Science. The word of science (or, more accurately, of scientists) has replaced the Word of God as the source of absolute truth. Rather than pointing us to the God who made the world, science allows us to remake the world, and even ourselves, as we see fit.

Stuff. Blaise Pascal famously wrote of a God-shaped void we all have that only God can fill. Today, the constant barrage of commercials and marketing slogans proclaim that our void is stuff shaped. Yet the more we fill our lives with stuff, the less we’re satisfied.

Of course, idols can never replace God, but even more, they dehumanize us. We see ourselves and others in the image of whatever it is we worship. People become sexual objects, valued because of their appearance and used for our pleasure, rather than subjects with inherent dignity and value. Just as we value stuff that is useful and convenient, we devalue those with disabilities, and those who aren’t sufficiently useful or convenient are targeted and dismembered in the womb. In the twentieth century, many government, in godlike fashion, eliminated those who stood in the way of Marxist, fascist, or Nazi agendas. In the twenty-first century, many governments ostracize and silence those who refuse the agendas of sexual ideologies.

Insightful, challenging, and thought provoking.

1 Comment

Posted by on December 23, 2017 in Books, Culture, Quotes, Scripture


A blueprint for more effective prayer

Book Review: Make Your Voice Heard in Heaven: How to Pray with Power, by Barry C. Black, Chaplain of the United States Senate

The best thing about Barry Black’s book on prayer is that it is thoroughly biblical. It is not based on personal experience, good ideas, or pragmatic principles. It is thoroughly and solidly based on and grounded in what Scripture teaches about prayer.

Barry C. Black is Chaplain of the United States Senate. He was asked to be the keynote speaker at the 2017 National Prayer Breakfast. As he explains,

With about three months to prepare, I began to sleep, eat, think, walk, and talk about prayer. The book you are now holding is the result of those three months of ruminating, agonizing, and organizing. Having practiced these principles in my own private prayer life and in my role as chaplain of the US Senate, I offer my observations and advice about how to pray with power and make your voice heard in heaven.

The book is organized by themes and divided into 15 chapters. The author describes how to pray with assistance … the Model prayer … with purity … fearlessly … with effectiveness … to escape the squeeze of temptation … when God is silent … when you don’t feel like being good … with patience … with celebration … with intimacy … with fervency … with perseverance … with submission … with a partner.

While the author uses personal stories, historical examples, and insightful quotes, the vast majority of the content is solidly centered on what Scripture teaches about prayer. That alone sets the book apart from many books on prayer.

Disclosure of Material Connection: I received this book free from the publisher through the Tyndale Blog Network book review bloggers program. I was not required to write a positive review. The opinions I have expressed are my own.

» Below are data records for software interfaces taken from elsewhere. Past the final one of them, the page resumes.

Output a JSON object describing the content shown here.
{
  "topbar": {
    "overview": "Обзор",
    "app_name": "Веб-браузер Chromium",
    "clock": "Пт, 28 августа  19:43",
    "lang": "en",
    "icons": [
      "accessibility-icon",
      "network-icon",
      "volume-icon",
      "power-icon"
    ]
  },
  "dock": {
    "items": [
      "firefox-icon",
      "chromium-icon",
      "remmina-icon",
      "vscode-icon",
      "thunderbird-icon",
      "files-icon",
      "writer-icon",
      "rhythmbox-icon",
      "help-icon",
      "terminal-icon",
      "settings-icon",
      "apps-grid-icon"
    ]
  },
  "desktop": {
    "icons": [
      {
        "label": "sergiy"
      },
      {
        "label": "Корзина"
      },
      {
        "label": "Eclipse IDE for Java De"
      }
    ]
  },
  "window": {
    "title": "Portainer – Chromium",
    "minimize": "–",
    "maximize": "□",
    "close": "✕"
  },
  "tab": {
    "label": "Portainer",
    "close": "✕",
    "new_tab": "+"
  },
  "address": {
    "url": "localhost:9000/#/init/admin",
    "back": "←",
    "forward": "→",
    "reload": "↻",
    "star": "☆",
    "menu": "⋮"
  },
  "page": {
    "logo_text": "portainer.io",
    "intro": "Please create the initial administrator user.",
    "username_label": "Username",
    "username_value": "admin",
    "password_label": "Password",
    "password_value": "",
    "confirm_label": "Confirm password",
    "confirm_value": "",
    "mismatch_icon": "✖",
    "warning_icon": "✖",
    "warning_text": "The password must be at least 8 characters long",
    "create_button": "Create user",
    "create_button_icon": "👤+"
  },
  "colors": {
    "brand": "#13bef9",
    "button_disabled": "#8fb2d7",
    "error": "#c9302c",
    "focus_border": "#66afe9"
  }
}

Leave a comment

Posted by on December 23, 2017 in Books, Prayer, Quotes


There will be a day

Suffering on earth makes you long for heaven. I pondered that thought as I woke up in my reclining chair and hobbled to the bathroom to get cleaned up for another day.

I long for the day when I will no longer need a walker to get around or crutches to get up the stairs. I look forward to when I will not need pain killers, blood thinners, vitamins, or allergy meds. Rather than avoid the stairs, I will be able to run up and down all the many flights of stairs in my heavenly mansion.

There will be a day when there will be no more pain, no more aches, no more tears, no more need for physical therapy. I long for the day when I will be transformed, when this frail body puts on immortality.

While I am not ready to leave this life quite yet, my current challenges makes me long for the next one. There will be a day … and it brings great hope.

1 Comment

Posted by on December 22, 2017 in Personal growth, Theology